START INFORMATION GIVEN

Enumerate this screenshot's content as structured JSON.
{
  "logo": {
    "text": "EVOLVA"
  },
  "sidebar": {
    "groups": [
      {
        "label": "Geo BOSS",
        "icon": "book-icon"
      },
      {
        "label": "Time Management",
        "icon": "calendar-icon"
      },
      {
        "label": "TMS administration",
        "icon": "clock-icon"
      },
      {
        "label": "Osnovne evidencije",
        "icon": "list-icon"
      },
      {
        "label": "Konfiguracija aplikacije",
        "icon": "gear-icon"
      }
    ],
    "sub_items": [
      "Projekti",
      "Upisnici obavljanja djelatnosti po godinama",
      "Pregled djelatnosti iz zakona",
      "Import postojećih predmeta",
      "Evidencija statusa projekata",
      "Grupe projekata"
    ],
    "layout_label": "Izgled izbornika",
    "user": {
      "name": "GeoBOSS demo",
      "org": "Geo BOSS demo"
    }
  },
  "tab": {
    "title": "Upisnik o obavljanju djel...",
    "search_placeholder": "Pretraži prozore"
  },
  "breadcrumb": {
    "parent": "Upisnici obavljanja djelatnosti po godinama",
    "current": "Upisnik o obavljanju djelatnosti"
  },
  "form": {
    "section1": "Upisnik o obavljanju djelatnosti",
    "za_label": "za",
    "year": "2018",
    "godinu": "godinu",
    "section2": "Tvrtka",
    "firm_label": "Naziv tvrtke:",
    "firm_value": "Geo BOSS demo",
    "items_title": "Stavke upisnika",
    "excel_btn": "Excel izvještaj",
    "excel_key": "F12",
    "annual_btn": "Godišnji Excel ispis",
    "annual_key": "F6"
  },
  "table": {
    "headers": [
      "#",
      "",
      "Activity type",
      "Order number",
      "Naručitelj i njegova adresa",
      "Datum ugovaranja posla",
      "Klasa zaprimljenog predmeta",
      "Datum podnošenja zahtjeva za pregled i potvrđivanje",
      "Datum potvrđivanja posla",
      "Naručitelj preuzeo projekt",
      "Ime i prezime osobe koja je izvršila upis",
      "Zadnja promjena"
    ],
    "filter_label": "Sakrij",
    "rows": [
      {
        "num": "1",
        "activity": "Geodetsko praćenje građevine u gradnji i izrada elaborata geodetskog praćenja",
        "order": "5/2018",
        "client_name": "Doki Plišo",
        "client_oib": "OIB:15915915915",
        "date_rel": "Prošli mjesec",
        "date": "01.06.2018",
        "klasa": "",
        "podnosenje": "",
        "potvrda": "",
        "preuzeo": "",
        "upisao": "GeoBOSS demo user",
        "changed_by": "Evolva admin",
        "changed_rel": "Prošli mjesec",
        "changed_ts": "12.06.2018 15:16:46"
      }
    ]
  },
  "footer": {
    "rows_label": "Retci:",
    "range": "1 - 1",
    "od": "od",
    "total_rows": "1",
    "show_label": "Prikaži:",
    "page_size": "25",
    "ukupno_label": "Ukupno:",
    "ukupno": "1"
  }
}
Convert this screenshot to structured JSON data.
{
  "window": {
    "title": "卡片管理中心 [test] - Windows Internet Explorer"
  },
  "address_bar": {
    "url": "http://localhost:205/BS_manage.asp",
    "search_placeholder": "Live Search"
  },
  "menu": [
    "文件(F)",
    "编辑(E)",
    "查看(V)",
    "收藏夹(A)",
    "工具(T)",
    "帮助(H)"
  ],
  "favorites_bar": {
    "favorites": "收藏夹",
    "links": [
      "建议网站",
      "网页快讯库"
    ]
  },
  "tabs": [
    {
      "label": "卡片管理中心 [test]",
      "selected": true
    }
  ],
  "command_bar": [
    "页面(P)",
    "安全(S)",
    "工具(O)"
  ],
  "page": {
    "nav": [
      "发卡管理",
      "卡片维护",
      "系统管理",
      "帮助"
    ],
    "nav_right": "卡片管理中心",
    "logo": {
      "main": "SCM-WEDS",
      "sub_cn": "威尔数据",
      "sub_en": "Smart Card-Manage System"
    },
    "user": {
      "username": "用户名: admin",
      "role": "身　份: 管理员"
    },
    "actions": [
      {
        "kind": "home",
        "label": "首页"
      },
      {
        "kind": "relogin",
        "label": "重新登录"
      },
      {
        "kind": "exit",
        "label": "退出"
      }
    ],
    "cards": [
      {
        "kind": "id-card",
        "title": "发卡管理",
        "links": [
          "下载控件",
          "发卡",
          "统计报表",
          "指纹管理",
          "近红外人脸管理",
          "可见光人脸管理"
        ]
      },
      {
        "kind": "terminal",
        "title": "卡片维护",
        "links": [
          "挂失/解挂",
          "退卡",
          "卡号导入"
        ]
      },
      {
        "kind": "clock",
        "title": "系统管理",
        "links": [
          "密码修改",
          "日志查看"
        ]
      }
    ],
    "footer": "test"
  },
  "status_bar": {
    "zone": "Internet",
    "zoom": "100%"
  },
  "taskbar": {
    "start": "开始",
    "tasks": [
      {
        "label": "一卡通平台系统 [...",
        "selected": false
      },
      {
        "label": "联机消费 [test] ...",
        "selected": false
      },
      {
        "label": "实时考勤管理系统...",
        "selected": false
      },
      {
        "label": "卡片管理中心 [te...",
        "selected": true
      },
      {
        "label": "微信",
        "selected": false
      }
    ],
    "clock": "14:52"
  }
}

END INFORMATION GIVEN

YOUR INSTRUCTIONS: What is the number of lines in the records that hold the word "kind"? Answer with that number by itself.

RESULT FOR THIS EXERCISE: 6